Updates on Interesting Analytics

Normalized Cases and Deaths by Latitude Range – 4/27/2021

I have showed the above a number of times during the pandemic. The trend still holds where the latitudes between -10 and 20 have experienced very few cases and deaths due to COVID.

Factors correlated with Cases per 1000 persons – 4/27/2021

I have also shown multiple revisions of my correlation studies over the last year. In the above we are demonstrating the levels of correlations of various measurable features with cases per 1000 for countries across the world. The top factors associated with COVID cases continue to be smoking and BMI metrics. What this says is that in regions where smoking rates and Body-Mass Indicies are high, we have seen larger numbers of COVID cases. It may not be surprising to see this. Population over 65 is also another feature highly correlated with Cases per 1000 and the inverse correlation of COVID cases with the prevalence of Tuberculosis in a country is still quite interesting. I know there were some studies into whether TB innoculations were somehow providing protection against COVID, but I lost track of those.

Factors Correlated with Deaths per 1000 persons – 4/27/2021

The above correlation is for death counts per 1000 persons. As with the Case correlation project, we see that smoking and BMI measures are strongly correlated with COVID deaths. Population size over age 65 is also (unsurprisingly) correlated with COVID deaths as well. For some reason, the growth rate of the country is inversely correlated with COVID deaths. Perhaps this is because a region that is growing is adding infrastructure like hospitals? This might seem to contradict the observation above that the number of hospital beds is correlated with COVID deaths, but my suspicion all along has been that countries with large hospital bed counts are probably recording more COVID deaths that go unrecorded elsewhere.

COVID-19 Cases and Deaths by Latitude

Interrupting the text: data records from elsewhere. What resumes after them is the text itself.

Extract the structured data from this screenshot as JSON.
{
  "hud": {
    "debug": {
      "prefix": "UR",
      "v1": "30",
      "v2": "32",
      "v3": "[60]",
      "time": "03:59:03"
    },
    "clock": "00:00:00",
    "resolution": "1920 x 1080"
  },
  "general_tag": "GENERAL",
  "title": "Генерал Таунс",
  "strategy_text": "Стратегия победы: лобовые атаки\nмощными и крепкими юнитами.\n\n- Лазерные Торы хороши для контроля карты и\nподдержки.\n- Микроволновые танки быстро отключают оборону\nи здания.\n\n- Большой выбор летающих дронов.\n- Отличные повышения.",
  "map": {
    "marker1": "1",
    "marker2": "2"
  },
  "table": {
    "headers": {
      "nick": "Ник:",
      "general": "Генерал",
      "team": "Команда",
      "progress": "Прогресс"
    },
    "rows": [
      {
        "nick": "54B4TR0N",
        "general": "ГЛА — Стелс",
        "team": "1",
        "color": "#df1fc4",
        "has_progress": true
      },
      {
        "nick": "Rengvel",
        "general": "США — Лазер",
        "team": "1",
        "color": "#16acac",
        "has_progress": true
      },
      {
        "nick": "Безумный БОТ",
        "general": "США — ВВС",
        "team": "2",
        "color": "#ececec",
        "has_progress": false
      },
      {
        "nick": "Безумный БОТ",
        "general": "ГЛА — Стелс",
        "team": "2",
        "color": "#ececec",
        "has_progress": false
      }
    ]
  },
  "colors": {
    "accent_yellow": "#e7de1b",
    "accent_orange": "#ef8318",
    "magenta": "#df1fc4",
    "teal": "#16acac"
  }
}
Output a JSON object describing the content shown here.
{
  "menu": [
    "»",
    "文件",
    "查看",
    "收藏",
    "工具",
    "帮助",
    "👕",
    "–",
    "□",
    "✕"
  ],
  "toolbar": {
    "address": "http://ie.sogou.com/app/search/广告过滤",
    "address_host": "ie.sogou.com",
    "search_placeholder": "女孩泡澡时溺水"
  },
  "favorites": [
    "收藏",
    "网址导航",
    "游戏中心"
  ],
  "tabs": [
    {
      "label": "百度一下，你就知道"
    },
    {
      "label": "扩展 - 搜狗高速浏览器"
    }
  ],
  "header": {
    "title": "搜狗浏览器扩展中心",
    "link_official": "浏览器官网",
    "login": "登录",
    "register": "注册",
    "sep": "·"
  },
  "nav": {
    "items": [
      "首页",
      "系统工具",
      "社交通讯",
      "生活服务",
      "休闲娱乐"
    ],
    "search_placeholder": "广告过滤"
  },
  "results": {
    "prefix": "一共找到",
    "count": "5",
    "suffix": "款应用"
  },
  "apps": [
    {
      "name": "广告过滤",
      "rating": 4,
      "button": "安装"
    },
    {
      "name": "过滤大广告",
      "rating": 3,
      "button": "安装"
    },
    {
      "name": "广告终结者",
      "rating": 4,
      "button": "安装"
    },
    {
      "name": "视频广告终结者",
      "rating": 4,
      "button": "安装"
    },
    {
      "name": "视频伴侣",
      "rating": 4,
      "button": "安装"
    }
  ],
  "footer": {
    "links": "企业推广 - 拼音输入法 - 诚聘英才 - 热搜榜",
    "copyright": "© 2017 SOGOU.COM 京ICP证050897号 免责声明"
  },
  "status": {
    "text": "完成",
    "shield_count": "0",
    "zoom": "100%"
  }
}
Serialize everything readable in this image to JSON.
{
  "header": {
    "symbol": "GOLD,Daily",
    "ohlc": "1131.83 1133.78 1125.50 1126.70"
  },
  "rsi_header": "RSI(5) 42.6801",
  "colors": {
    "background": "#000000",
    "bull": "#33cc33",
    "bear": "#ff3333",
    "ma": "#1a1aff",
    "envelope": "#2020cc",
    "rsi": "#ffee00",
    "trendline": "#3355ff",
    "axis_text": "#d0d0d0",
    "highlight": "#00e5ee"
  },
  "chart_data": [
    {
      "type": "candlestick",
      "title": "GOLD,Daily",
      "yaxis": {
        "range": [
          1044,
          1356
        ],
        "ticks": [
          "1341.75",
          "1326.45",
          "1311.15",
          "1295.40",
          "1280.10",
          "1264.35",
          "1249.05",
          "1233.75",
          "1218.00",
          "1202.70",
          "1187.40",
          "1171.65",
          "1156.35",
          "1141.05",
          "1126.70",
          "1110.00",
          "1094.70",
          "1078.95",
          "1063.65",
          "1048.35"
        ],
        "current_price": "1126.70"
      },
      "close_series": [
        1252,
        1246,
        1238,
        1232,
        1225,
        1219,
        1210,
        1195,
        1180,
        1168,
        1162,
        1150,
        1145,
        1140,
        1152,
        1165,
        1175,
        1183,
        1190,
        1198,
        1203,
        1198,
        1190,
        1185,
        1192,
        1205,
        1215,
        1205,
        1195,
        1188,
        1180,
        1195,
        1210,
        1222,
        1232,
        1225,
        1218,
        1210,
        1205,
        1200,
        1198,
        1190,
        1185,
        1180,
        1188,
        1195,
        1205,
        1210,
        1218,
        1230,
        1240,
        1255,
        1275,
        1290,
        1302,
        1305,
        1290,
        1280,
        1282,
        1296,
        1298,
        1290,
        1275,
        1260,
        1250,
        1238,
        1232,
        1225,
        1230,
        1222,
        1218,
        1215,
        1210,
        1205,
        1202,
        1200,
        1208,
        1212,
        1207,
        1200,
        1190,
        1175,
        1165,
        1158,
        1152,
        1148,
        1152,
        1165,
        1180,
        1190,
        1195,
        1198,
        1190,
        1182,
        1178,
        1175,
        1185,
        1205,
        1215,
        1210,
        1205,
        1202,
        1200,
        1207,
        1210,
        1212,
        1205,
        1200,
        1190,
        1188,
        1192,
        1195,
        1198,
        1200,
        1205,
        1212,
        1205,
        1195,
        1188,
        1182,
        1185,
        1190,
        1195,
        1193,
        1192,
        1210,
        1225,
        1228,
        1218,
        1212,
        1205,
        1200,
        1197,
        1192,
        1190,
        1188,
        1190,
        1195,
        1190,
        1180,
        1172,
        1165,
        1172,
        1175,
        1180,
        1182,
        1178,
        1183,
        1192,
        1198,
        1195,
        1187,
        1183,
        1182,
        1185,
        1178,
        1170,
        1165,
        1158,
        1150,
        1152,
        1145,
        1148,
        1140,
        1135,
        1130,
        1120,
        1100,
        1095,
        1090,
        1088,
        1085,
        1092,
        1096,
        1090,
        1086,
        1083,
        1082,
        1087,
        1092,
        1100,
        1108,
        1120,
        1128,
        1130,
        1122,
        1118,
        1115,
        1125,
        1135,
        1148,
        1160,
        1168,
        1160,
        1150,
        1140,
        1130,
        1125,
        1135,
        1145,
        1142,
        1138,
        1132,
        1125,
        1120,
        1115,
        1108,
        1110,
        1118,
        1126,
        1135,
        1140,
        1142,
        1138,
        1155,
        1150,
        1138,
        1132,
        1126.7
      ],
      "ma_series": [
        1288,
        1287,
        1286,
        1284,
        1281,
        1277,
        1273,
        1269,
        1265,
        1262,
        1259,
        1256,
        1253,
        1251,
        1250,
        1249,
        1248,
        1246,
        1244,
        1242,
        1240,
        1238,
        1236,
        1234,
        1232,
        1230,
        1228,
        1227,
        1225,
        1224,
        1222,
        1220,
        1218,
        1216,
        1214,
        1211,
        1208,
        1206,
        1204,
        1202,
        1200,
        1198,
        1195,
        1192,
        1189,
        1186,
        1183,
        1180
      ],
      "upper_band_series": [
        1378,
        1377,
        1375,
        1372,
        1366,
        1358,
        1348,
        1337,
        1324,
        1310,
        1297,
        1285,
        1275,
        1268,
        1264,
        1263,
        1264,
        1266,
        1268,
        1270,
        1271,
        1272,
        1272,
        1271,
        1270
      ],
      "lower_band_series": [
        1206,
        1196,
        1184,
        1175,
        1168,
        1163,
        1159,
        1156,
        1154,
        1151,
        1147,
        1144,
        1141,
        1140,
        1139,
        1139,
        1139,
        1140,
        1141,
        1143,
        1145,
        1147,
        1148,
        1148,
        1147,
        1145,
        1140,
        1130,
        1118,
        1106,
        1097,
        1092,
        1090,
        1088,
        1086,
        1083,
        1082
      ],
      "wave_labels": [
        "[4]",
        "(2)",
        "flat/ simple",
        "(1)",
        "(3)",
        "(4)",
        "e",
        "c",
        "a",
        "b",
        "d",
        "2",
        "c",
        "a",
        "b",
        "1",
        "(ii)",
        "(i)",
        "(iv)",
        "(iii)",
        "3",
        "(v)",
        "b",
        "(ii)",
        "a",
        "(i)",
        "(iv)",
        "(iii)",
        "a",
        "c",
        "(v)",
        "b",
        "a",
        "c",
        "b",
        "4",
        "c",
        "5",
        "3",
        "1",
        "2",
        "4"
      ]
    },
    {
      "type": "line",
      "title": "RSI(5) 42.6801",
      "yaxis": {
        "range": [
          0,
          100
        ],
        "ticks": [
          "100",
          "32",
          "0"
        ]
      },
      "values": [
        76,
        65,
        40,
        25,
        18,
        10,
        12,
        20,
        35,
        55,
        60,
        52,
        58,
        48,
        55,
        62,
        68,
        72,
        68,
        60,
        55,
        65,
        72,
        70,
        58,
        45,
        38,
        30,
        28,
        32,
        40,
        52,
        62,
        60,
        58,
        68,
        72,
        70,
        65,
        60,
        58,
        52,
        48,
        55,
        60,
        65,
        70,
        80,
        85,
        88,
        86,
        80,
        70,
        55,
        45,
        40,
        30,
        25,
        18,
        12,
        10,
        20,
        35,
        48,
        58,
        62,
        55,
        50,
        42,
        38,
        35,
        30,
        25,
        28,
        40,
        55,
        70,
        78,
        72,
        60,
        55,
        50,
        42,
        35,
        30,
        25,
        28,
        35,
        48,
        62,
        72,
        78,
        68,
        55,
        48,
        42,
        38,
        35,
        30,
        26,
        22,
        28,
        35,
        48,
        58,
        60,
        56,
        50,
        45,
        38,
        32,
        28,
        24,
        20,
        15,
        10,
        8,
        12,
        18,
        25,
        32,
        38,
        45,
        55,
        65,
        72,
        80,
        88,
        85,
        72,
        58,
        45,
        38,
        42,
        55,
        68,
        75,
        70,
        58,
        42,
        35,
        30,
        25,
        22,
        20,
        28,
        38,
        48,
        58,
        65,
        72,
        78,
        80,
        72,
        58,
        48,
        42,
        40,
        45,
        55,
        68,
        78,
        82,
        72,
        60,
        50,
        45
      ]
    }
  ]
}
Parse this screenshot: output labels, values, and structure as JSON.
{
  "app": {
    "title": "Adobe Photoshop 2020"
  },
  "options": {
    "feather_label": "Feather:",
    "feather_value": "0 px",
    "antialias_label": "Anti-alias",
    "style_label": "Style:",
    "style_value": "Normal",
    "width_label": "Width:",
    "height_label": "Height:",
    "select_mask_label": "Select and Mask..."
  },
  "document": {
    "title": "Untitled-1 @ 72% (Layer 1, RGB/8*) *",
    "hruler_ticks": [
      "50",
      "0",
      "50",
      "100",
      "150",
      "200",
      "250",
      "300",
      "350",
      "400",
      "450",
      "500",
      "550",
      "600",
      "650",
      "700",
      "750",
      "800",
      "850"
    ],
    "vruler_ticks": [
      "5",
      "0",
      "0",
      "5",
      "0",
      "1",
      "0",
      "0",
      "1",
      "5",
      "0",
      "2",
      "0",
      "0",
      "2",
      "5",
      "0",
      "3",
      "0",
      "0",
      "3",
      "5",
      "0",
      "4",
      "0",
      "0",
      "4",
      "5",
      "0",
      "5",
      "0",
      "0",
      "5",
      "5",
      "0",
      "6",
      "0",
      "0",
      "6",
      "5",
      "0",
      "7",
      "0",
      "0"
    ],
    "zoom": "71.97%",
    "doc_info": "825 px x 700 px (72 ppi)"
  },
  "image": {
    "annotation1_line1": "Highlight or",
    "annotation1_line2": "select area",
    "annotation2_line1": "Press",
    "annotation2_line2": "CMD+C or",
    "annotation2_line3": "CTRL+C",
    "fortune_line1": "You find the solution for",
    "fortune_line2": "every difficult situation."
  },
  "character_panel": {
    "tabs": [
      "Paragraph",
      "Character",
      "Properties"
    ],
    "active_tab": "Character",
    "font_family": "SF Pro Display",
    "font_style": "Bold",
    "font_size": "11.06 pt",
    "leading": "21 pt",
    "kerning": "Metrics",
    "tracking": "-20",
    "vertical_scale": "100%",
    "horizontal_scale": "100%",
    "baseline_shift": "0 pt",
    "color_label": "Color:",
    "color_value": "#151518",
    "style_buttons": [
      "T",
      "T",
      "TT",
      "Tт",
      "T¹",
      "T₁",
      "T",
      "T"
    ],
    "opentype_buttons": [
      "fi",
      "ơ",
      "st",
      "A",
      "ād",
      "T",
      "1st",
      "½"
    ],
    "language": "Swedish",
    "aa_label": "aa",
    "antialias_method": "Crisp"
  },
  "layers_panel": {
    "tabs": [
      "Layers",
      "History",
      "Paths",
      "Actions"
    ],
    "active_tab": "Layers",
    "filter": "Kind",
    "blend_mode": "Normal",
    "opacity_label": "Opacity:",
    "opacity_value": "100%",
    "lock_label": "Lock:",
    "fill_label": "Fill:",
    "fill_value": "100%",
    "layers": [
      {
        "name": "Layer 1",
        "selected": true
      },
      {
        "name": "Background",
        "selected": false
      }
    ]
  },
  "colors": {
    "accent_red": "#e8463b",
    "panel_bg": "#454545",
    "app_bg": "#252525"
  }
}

It’s pretty interesting to see that the COVID case/death trends by latitude have continued. I suspect some of this could be attributed to a lower population in some latitude bands combined with a focused COVID outbreak, but since this is population-normalized, it probably only applies at the 50 degrees and northwards latitudes…

Equatorial regions still have a significantly lower case and death count. Poorer reporting could be partially involved, but can’t describe this big of a difference. Surprised this isn’t discussed more.

COVID-19 Cases/Deaths per 1000 persons by Latitude – 2/11/2

COVID-19: Is the Winter Outbreak Over?

Around the end of January I posted this table and about half or less of the states were showing deceleration of their COVID case growth rates. This could be seen in the dIROC_confirmed column where negative numbers are deceleration and positive numbers are acceleration. Now, about 12 days later, every state has negative growth acceleration and the overall growth rate numbers are much lower. This happened very quickly. You can see that Arizona — who had the largest growth rate in the country as of 1/31 — now is much lower and has the largest deceleration number in the US.

As winter weather patterns still differ across the US, I’m curious if this reflects growing numbers of COVID vaccinations

COVID-19 Data by State – 2/11/21

Below are the Arizona numbers by county. One interesting point to note is that Maricopa County has a higher deceleration number and a lower overall case growth rate than Pima County. This is counter-intuitive because Pima County has enforced much more restrictive COVID policies during the entire outbreak. I have heard (but haven’t researched) that vaccines are easier to get in Maricopa County due to a more efficient rollout by their County Medical Office. Perhaps this is reflected in these numbers?